I was just going over David Horowitz’s recent article, mostly to gauge Horowitz’s temperament after 8 months of the Obama administration. He managed to go the entire article without attacking Ron Paul supporters, but another interesting nugget caught my eye. It was a quote from Van Jones about tactics in a 2005 East Bay Express interview.
In it, he reflected on the realization that ends are only achieved as a consequence of choosing the correct means, to borrow the verbiage of the loathsome yet brilliant socialist tactician Saul Alinsky. In it, Jones wrote that he still considered himself a revolutionary, just a more effective one because, in his words, “I’m willing to forgo the cheap satisfaction of the radical pose for the deep satisfaction of radical ends.”
Do I want to stand in the wilderness and yell self-serving platitudes about the right of man into a vacuum devoid of the rigorous trials that the real world applies to ideas or do I want to get in the game and fight for actual change?
This is a question that, as a libertarian, I have asked myself and come to the same conclusion as Van Jones. That’s why I don’t belong to the Libertarian Party and, in fact, am a card-carrying Republican.

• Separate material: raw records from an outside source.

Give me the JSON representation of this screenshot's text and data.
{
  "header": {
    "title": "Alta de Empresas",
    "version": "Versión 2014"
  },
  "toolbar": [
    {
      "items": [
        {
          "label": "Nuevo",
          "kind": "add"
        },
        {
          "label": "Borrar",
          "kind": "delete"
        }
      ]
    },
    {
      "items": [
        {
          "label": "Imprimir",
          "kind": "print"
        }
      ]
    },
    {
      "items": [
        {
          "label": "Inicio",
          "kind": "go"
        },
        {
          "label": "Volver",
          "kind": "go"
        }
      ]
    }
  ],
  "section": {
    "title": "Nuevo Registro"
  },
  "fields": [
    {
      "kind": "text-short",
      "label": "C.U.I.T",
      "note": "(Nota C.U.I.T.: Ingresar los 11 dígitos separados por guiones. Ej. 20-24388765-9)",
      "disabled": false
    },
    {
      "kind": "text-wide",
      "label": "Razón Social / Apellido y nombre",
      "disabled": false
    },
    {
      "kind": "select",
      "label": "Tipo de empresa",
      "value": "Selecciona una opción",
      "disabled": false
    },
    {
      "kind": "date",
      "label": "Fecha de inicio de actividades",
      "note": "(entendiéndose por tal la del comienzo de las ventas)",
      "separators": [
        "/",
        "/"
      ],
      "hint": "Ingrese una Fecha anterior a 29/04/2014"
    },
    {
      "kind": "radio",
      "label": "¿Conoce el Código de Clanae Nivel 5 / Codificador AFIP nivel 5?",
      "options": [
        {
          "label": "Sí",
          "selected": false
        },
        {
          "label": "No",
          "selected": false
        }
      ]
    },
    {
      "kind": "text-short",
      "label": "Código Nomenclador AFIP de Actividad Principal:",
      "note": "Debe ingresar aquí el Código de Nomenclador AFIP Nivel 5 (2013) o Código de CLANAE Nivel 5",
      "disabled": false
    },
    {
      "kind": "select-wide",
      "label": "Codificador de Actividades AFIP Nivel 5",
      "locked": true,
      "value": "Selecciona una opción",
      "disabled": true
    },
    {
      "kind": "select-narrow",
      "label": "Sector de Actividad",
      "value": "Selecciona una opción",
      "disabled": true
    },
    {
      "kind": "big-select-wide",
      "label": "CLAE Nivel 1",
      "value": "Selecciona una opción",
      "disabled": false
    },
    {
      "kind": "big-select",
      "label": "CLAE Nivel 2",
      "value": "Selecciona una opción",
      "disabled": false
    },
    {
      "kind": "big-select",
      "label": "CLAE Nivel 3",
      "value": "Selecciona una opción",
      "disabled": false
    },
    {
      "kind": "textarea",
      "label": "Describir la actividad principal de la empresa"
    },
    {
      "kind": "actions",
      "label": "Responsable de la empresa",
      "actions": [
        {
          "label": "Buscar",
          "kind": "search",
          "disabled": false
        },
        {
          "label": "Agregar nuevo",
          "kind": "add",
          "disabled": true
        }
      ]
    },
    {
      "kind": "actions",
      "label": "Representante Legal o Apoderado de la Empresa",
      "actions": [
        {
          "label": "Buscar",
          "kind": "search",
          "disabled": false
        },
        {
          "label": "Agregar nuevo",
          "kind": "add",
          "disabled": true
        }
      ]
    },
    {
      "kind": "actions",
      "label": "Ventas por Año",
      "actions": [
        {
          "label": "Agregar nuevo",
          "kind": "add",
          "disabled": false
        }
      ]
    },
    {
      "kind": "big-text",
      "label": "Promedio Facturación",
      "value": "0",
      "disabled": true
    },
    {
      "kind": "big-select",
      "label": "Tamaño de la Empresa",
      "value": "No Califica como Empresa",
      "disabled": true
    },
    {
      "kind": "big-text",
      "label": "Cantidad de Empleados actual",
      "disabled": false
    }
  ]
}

The LP shares my beliefs almost completely, while the GOP barely does, but what is that worth if the only potential satisfaction is my own selfish desire to feel a part of a community that shares my values while my world comes apart?
It will take radical means to change the trajectory of our country; a return to Constitutional rule and respect for individual sovereignty are certainly radical ends, but they are only achievable through practical strategies and tactics. Reading Alinsky’s “Rules for Radicals” and understanding how the current crop of leftists ninnies got to power is a good start.
Note: I included Van Jones’s “I’m a pretty little buttercup” picture as a warning that being pragmatic doesn’t mean you have to become a complete p***y.Published in